--- START ---
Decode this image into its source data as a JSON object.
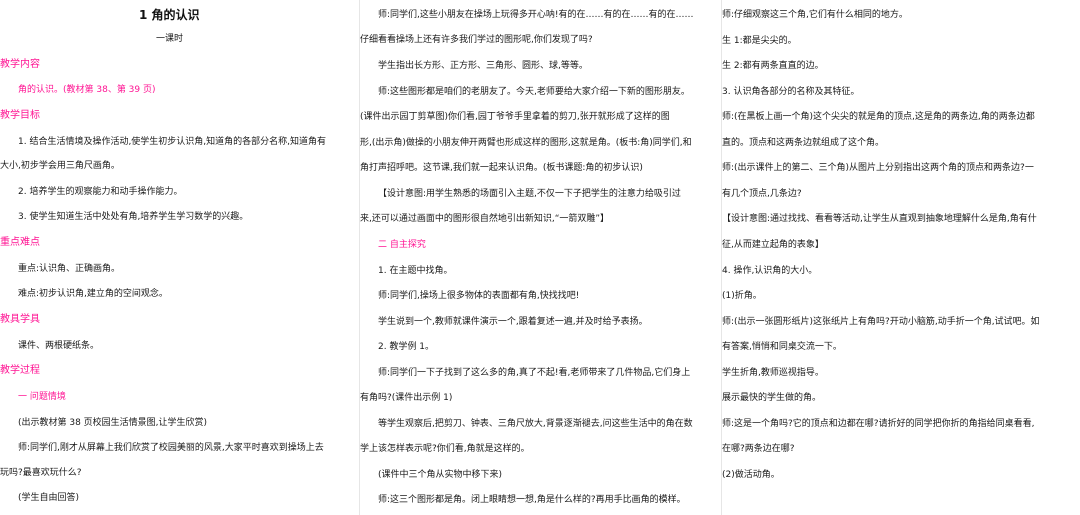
{
  "col1": {
    "title": "1 角的认识",
    "subtitle": "一课时",
    "h_content": "教学内容",
    "content_text": "角的认识。(教材第 38、第 39 页)",
    "h_goals": "教学目标",
    "goal1a": "1. 结合生活情境及操作活动,使学生初步认识角,知道角的各部分名称,知道角有",
    "goal1b": "大小,初步学会用三角尺画角。",
    "goal2": "2. 培养学生的观察能力和动手操作能力。",
    "goal3": "3. 使学生知道生活中处处有角,培养学生学习数学的兴趣。",
    "h_key": "重点难点",
    "key_point": "重点:认识角、正确画角。",
    "difficulty": "难点:初步认识角,建立角的空间观念。",
    "h_tools": "教具学具",
    "tools_text": "课件、两根硬纸条。",
    "h_process": "教学过程",
    "sec1": "一 问题情境",
    "p1": "(出示教材第 38 页校园生活情景图,让学生欣赏)",
    "p2a": "师:同学们,刚才从屏幕上我们欣赏了校园美丽的风景,大家平时喜欢到操场上去",
    "p2b": "玩吗?最喜欢玩什么?",
    "p3": "(学生自由回答)"
  },
  "col2": {
    "l1": "师:同学们,这些小朋友在操场上玩得多开心呐!有的在……有的在……有的在……",
    "l2": "仔细看看操场上还有许多我们学过的图形呢,你们发现了吗?",
    "l3": "学生指出长方形、正方形、三角形、圆形、球,等等。",
    "l4": "师:这些图形都是咱们的老朋友了。今天,老师要给大家介绍一下新的图形朋友。",
    "l5": "(课件出示园丁剪草图)你们看,园丁爷爷手里拿着的剪刀,张开就形成了这样的图",
    "l6": "形,(出示角)做操的小朋友伸开两臂也形成这样的图形,这就是角。(板书:角)同学们,和",
    "l7": "角打声招呼吧。这节课,我们就一起来认识角。(板书课题:角的初步认识)",
    "l8": "【设计意图:用学生熟悉的场面引入主题,不仅一下子把学生的注意力给吸引过",
    "l9": "来,还可以通过画面中的图形很自然地引出新知识,“一箭双雕”】",
    "sec2": "二 自主探究",
    "l10": "1. 在主题中找角。",
    "l11": "师:同学们,操场上很多物体的表面都有角,快找找吧!",
    "l12": "学生说到一个,教师就课件演示一个,跟着复述一遍,并及时给予表扬。",
    "l13": "2. 教学例 1。",
    "l14": "师:同学们一下子找到了这么多的角,真了不起!看,老师带来了几件物品,它们身上",
    "l15": "有角吗?(课件出示例 1)",
    "l16": "等学生观察后,把剪刀、钟表、三角尺放大,背景逐渐褪去,问这些生活中的角在数",
    "l17": "学上该怎样表示呢?你们看,角就是这样的。",
    "l18": "(课件中三个角从实物中移下来)",
    "l19": "师:这三个图形都是角。闭上眼睛想一想,角是什么样的?再用手比画角的模样。"
  },
  "col3": {
    "l1": "师:仔细观察这三个角,它们有什么相同的地方。",
    "l2": "生 1:都是尖尖的。",
    "l3": "生 2:都有两条直直的边。",
    "l4": "3. 认识角各部分的名称及其特征。",
    "l5": "师:(在黑板上画一个角)这个尖尖的就是角的顶点,这是角的两条边,角的两条边都",
    "l6": "是直直的。顶点和这两条边就组成了这个角。",
    "l7": "师:(出示课件上的第二、三个角)从图片上分别指出这两个角的顶点和两条边?一",
    "l8": "个角有几个顶点,几条边?",
    "l9": "【设计意图:通过找找、看看等活动,让学生从直观到抽象地理解什么是角,角有什",
    "l10": "么特征,从而建立起角的表象】",
    "l11": "4. 操作,认识角的大小。",
    "l12": "(1)折角。",
    "l13": "师:(出示一张圆形纸片)这张纸片上有角吗?开动小脑筋,动手折一个角,试试吧。如",
    "l14": "果你有答案,悄悄和同桌交流一下。",
    "l15": "学生折角,教师巡视指导。",
    "l16": "展示最快的学生做的角。",
    "l17": "师:这是一个角吗?它的顶点和边都在哪?请折好的同学把你折的角指给同桌看看,",
    "l18": "顶点在哪?两条边在哪?",
    "l19": "(2)做活动角。"
  }
}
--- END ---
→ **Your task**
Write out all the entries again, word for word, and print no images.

→ **Your response**
Decode this image into its source data as a JSON object.
{
  "col1": {
    "title": "1 角的认识",
    "subtitle": "一课时",
    "h_content": "教学内容",
    "content_text": "角的认识。(教材第 38、第 39 页)",
    "h_goals": "教学目标",
    "goal1a": "1. 结合生活情境及操作活动,使学生初步认识角,知道角的各部分名称,知道角有",
    "goal1b": "大小,初步学会用三角尺画角。",
    "goal2": "2. 培养学生的观察能力和动手操作能力。",
    "goal3": "3. 使学生知道生活中处处有角,培养学生学习数学的兴趣。",
    "h_key": "重点难点",
    "key_point": "重点:认识角、正确画角。",
    "difficulty": "难点:初步认识角,建立角的空间观念。",
    "h_tools": "教具学具",
    "tools_text": "课件、两根硬纸条。",
    "h_process": "教学过程",
    "sec1": "一 问题情境",
    "p1": "(出示教材第 38 页校园生活情景图,让学生欣赏)",
    "p2a": "师:同学们,刚才从屏幕上我们欣赏了校园美丽的风景,大家平时喜欢到操场上去",
    "p2b": "玩吗?最喜欢玩什么?",
    "p3": "(学生自由回答)"
  },
  "col2": {
    "l1": "师:同学们,这些小朋友在操场上玩得多开心呐!有的在……有的在……有的在……",
    "l2": "仔细看看操场上还有许多我们学过的图形呢,你们发现了吗?",
    "l3": "学生指出长方形、正方形、三角形、圆形、球,等等。",
    "l4": "师:这些图形都是咱们的老朋友了。今天,老师要给大家介绍一下新的图形朋友。",
    "l5": "(课件出示园丁剪草图)你们看,园丁爷爷手里拿着的剪刀,张开就形成了这样的图",
    "l6": "形,(出示角)做操的小朋友伸开两臂也形成这样的图形,这就是角。(板书:角)同学们,和",
    "l7": "角打声招呼吧。这节课,我们就一起来认识角。(板书课题:角的初步认识)",
    "l8": "【设计意图:用学生熟悉的场面引入主题,不仅一下子把学生的注意力给吸引过",
    "l9": "来,还可以通过画面中的图形很自然地引出新知识,“一箭双雕”】",
    "sec2": "二 自主探究",
    "l10": "1. 在主题中找角。",
    "l11": "师:同学们,操场上很多物体的表面都有角,快找找吧!",
    "l12": "学生说到一个,教师就课件演示一个,跟着复述一遍,并及时给予表扬。",
    "l13": "2. 教学例 1。",
    "l14": "师:同学们一下子找到了这么多的角,真了不起!看,老师带来了几件物品,它们身上",
    "l15": "有角吗?(课件出示例 1)",
    "l16": "等学生观察后,把剪刀、钟表、三角尺放大,背景逐渐褪去,问这些生活中的角在数",
    "l17": "学上该怎样表示呢?你们看,角就是这样的。",
    "l18": "(课件中三个角从实物中移下来)",
    "l19": "师:这三个图形都是角。闭上眼睛想一想,角是什么样的?再用手比画角的模样。"
  },
  "col3": {
    "l1": "师:仔细观察这三个角,它们有什么相同的地方。",
    "l2": "生 1:都是尖尖的。",
    "l3": "生 2:都有两条直直的边。",
    "l4": "3. 认识角各部分的名称及其特征。",
    "l5": "师:(在黑板上画一个角)这个尖尖的就是角的顶点,这是角的两条边,角的两条边都",
    "l6": "是直直的。顶点和这两条边就组成了这个角。",
    "l7": "师:(出示课件上的第二、三个角)从图片上分别指出这两个角的顶点和两条边?一",
    "l8": "个角有几个顶点,几条边?",
    "l9": "【设计意图:通过找找、看看等活动,让学生从直观到抽象地理解什么是角,角有什",
    "l10": "么特征,从而建立起角的表象】",
    "l11": "4. 操作,认识角的大小。",
    "l12": "(1)折角。",
    "l13": "师:(出示一张圆形纸片)这张纸片上有角吗?开动小脑筋,动手折一个角,试试吧。如",
    "l14": "果你有答案,悄悄和同桌交流一下。",
    "l15": "学生折角,教师巡视指导。",
    "l16": "展示最快的学生做的角。",
    "l17": "师:这是一个角吗?它的顶点和边都在哪?请折好的同学把你折的角指给同桌看看,",
    "l18": "顶点在哪?两条边在哪?",
    "l19": "(2)做活动角。"
  }
}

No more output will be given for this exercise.